I have noticed several blog posts recently about Fred, a condescending term used by roadies to describe other cyclists that do not conform to their standards regarding equipment and dress. By the way. There is a female version. Jim Glass points out that that the female equivalent is referred to as Doris.
The term Fred conjures up different images depending on where you live but generally describes an inexperienced, uncool, utilitarian cyclist wearing inappropriate clothing, riding a bike loaded with gadgets – lights, cup holders, mirrors, reflectors, racks … things a roadie would never consider putting on a bike.
Echo Rivera is not the last person to learn of the term Fred as she suggests in her recent post but her comic above says it all. It made me laugh. All of her comics do. She understands and says it best:
“Wear what you want. Ride what you want. Bring what you want. Do what you want. Get on your wheels, and get happy.”
Personally, I find the term Fred (or Doris) offensive. We are all cyclists. We may ride for different reasons but we share the road and need to share the pleasure of a ride as well. Besides, I think there is a little of both in each of us. I know I am part roadie and part Fred. What matters most to me is comfort and safety. And, just getting out on my bike. Bibs, cycling jerseys, cleated shoes, helmets and cycling gloves make the ride more enjoyable regardless whether I am on my road or utility bike. I have a sophisticated road bike and clothes to match. But I don’t look down on others no matter what they are riding or wearing. I also have a retrofitted utility bike and Fred-like clothes as well.
I also think cycling is an evolutionary process. At least it has been for me. The more I ride, the more I want to be comfortable and the more I seek out new roads (and hills) to climb.

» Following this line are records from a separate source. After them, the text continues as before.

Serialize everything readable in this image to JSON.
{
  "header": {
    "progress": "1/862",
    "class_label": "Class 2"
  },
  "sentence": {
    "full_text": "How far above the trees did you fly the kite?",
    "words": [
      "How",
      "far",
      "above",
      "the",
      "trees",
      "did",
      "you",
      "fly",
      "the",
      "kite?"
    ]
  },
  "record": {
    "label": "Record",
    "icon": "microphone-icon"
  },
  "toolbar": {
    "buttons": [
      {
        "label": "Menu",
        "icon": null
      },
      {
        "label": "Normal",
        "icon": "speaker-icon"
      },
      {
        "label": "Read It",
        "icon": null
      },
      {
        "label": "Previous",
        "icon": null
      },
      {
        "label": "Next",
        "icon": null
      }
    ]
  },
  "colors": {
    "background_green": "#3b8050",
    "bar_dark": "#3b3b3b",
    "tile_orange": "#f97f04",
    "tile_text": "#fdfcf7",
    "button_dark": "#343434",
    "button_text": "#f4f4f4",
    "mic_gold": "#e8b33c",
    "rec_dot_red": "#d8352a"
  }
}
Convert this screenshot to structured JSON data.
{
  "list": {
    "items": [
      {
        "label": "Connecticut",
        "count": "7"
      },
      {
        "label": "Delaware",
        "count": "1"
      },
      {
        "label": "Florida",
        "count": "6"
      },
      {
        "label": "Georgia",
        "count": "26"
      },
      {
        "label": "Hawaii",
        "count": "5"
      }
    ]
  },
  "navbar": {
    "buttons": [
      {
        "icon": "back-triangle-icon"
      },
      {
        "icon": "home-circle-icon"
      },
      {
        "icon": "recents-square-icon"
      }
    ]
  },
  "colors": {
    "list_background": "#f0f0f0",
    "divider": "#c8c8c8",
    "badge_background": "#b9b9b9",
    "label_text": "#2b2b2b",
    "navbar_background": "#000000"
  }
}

When I first began riding seriously, my objective was to lose weight. Simple as that. I didn’t give any thought to the borrowed bike I was using or the clothes I was wearing. As I began to tour, comfort and efficiency became important. That’s when I learned that padded attire and clip-in pedals made a difference. And, as I began to train more (not because I wanted to be a racer but because I liked the feeling), I appreciated the intricacies of frame geometries, carbon fiber, indexed shifting and lycra.

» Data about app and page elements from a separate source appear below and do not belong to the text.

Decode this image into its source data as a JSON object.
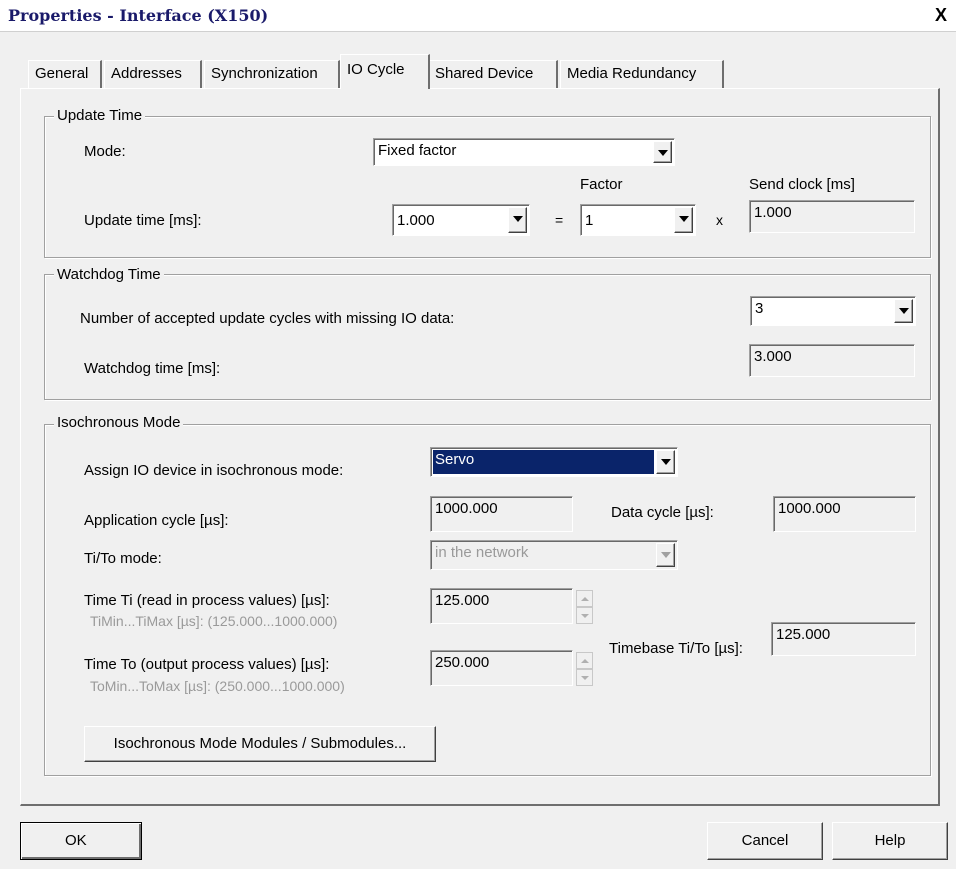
{
  "window": {
    "title": "Properties - Interface (X150)",
    "close_label": "X"
  },
  "tabs": [
    {
      "label": "General"
    },
    {
      "label": "Addresses"
    },
    {
      "label": "Synchronization"
    },
    {
      "label": "IO Cycle",
      "active": true
    },
    {
      "label": "Shared Device"
    },
    {
      "label": "Media Redundancy"
    }
  ],
  "update_time": {
    "legend": "Update Time",
    "mode_label": "Mode:",
    "mode_value": "Fixed factor",
    "factor_header": "Factor",
    "send_clock_header": "Send clock [ms]",
    "update_time_label": "Update time [ms]:",
    "update_time_value": "1.000",
    "equals": "=",
    "factor_value": "1",
    "times": "x",
    "send_clock_value": "1.000"
  },
  "watchdog": {
    "legend": "Watchdog Time",
    "cycles_label": "Number of accepted update cycles with missing IO data:",
    "cycles_value": "3",
    "watchdog_label": "Watchdog time [ms]:",
    "watchdog_value": "3.000"
  },
  "isochronous": {
    "legend": "Isochronous Mode",
    "assign_label": "Assign IO device in isochronous mode:",
    "assign_value": "Servo",
    "app_cycle_label": "Application cycle [µs]:",
    "app_cycle_value": "1000.000",
    "data_cycle_label": "Data cycle [µs]:",
    "data_cycle_value": "1000.000",
    "tito_mode_label": "Ti/To mode:",
    "tito_mode_value": "in the network",
    "ti_label": "Time Ti (read in process values) [µs]:",
    "ti_range": "TiMin...TiMax [µs]:   (125.000...1000.000)",
    "ti_value": "125.000",
    "to_label": "Time To (output process values) [µs]:",
    "to_range": "ToMin...ToMax [µs]: (250.000...1000.000)",
    "to_value": "250.000",
    "timebase_label": "Timebase Ti/To [µs]:",
    "timebase_value": "125.000",
    "modules_button": "Isochronous Mode Modules / Submodules..."
  },
  "footer": {
    "ok": "OK",
    "cancel": "Cancel",
    "help": "Help"
  },
  "colors": {
    "selection": "#0a246a",
    "title_text": "#1a1a6a",
    "face": "#f0f0f0"
  }
}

I am what you might call a hybrid – part roadie, part Fred. I wear cycle jerseys with pockets in the back but I don’t wear them skin tight like the racers that pass me by. It’s not becoming. But I appreciate carrying a few essentials when I am on a training ride without having to carry a backpack or pannier. I often wear bibs on either bike not because they make me go faster. No. There are simply more comfortable. And, I wear a helmet not to look good or cool but because it is safer.
The more comfortable and safer I feel, the more I ride. That is all that matters to me. And, I encourage others to do the same.
“I bike for fitness mostly and encourage others of all ages, shapes and sizes to do the same. I tell them it is good for their health, good for the environment and just plain fun. I know of no better way to recapture the playful innocence of childhood.”